→ **TASK ITEM**: Your answer should be one number: how many lines below hold the word "subtitle".
**** SOURCE RECORDS ****
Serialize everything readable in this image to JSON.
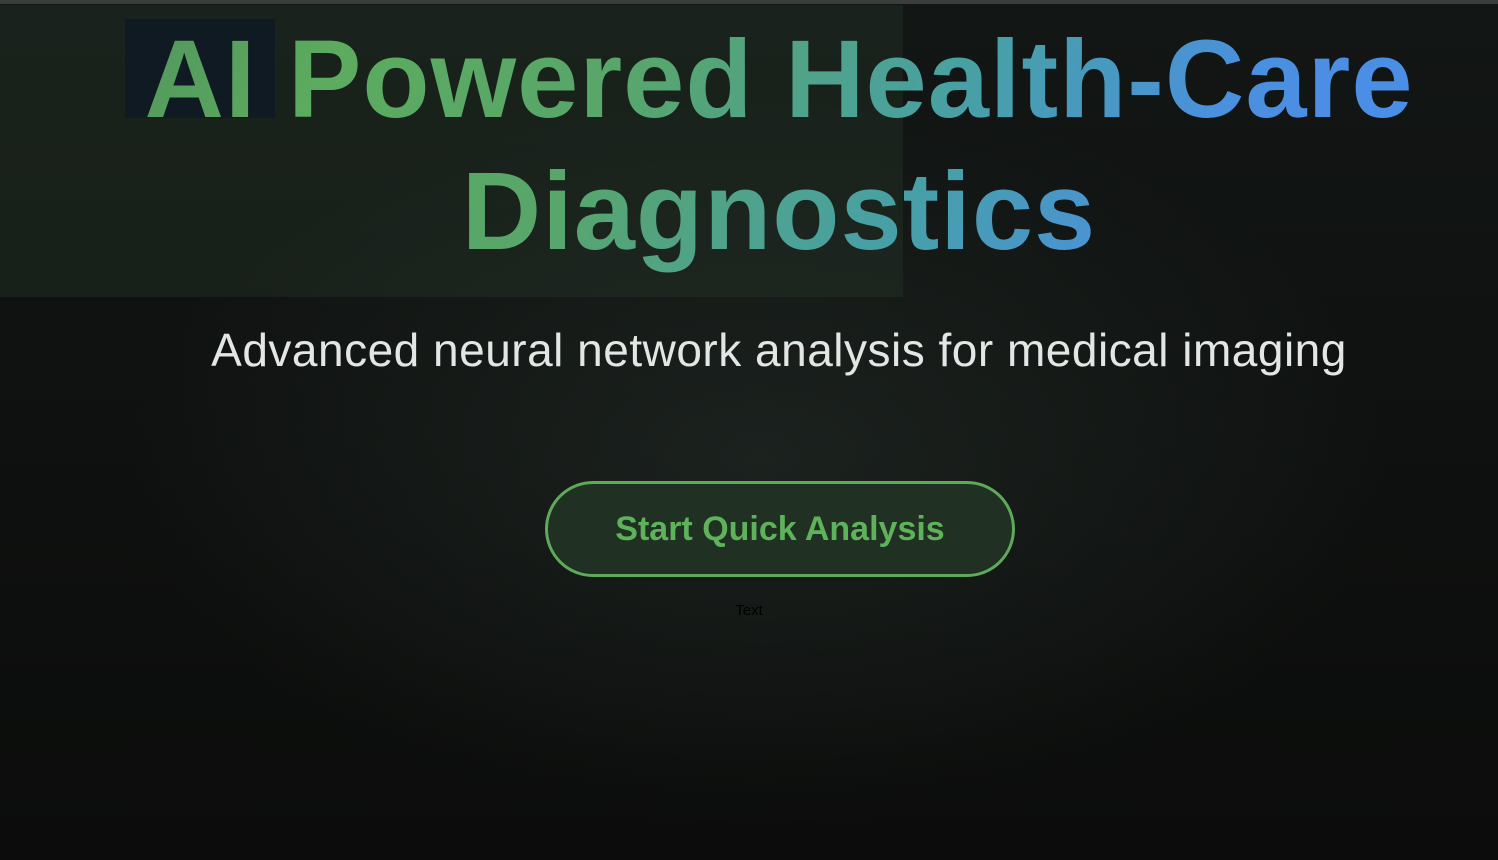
{
  "hero": {
    "title_word_1": "AI",
    "title_rest_line_1": "Powered Health-Care",
    "title_line_2": "Diagnostics",
    "subtitle": "Advanced neural network analysis for medical imaging"
  },
  "cta": {
    "label": "Start Quick Analysis"
  },
  "placeholder_text": "Text",
  "colors": {
    "background": "#0c0e0d",
    "title_gradient_start": "#5cab5f",
    "title_gradient_end": "#4a8df0",
    "button_border": "#5ea95a",
    "button_text": "#5eb25a",
    "subtitle": "#e3e6e4"
  }
}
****
→ **RESULT FOR THIS EXERCISE**: 2